Astronomically speaking, it’s still spring, but for some people summer starts with the arrival of truly hot weather, or with Memorial Day. For me, summer starts with the first sighting of the hot orange-red flowers of trumpet creeper (Campsis radicans, Bignoniaceae). Look at this magnificent specimen dominating a snag by the Potomac (click on the photo). —>
This species grows impressively long vines (40 feet, by some account),
with impressively large flowers (up to four inches long).
And with that, I’m off to check on the irises, and see what else is happening along the river this week.
Nothing says summer quite like the hot orange-red blossoms of trumpet creeper (Campsis radicans). Although the shape is similar to flowers in the Convolvulaceae (see yesterday’s post), this plant is in a different family, the Bignoniaceae.
It’s a vigorous grower, reaching thirty feet long or more, and will grow up or along anything that its aerial rootlets can attach to: trees, boulders, cliff faces. It’s all over the rock walls along the Clara Barton Parkway in DC.
Trumpet creeper can be found in most of the eastern US except for northern New England, and in a few scattered locations in the West. It’s considered weedy by some authorities.
There’s only one other species in this genus, C. grandiflora, which is native to east Asia.
I spent some time looking on the internet for any interesting trivia. The only thing I could find is that another common name is cow-itch, a name that is applied to other species as well. Why cow-itch? No idea. Apparently some people have a mild reaction when it touches their skin, but cow-itch? Beats me.
Campsis radicans; Bignoniaceae (bignonia family)
There are always small, subtle flowers to be found, but now is the time of year for big, showy flowers. Trumpet creeper practically shouts for you to come have a look. It grows along the rock walls of the Clara Barton Parkway, and the flowers are so large (2-3 inches long) and bright you can see them as you’re driving by.
It’s a woody vine that grows vigorously to thirty feet long, so think twice before buying one for the garden, unless you have a very large area that you’re trying to naturalize. It does attract hummingbirds.

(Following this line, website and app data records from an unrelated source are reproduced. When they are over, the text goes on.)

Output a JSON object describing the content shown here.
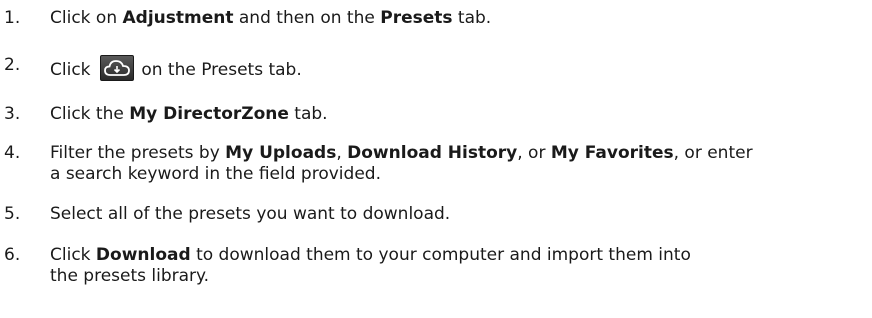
{
  "steps": [
    {
      "num": "1.",
      "parts": [
        "Click on ",
        "Adjustment",
        " and then on the ",
        "Presets",
        " tab."
      ]
    },
    {
      "num": "2.",
      "parts": [
        "Click ",
        " on the Presets tab."
      ],
      "icon": "cloud-download-icon"
    },
    {
      "num": "3.",
      "parts": [
        "Click the ",
        "My DirectorZone",
        " tab."
      ]
    },
    {
      "num": "4.",
      "parts": [
        "Filter the presets by ",
        "My Uploads",
        ", ",
        "Download History",
        ", or ",
        "My Favorites",
        ", or enter",
        "a search keyword in the field provided."
      ]
    },
    {
      "num": "5.",
      "parts": [
        "Select all of the presets you want to download."
      ]
    },
    {
      "num": "6.",
      "parts": [
        "Click ",
        "Download",
        " to download them to your computer and import them into",
        "the presets library."
      ]
    }
  ]
}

By the way, if you are interested in native plant gardening and attracting wildlife, read this very interesting article before buying plants at the nursery. Many native plant cultivars developed for the garden are far enough removed from their native form that animals don’t recognize them. They’re useless.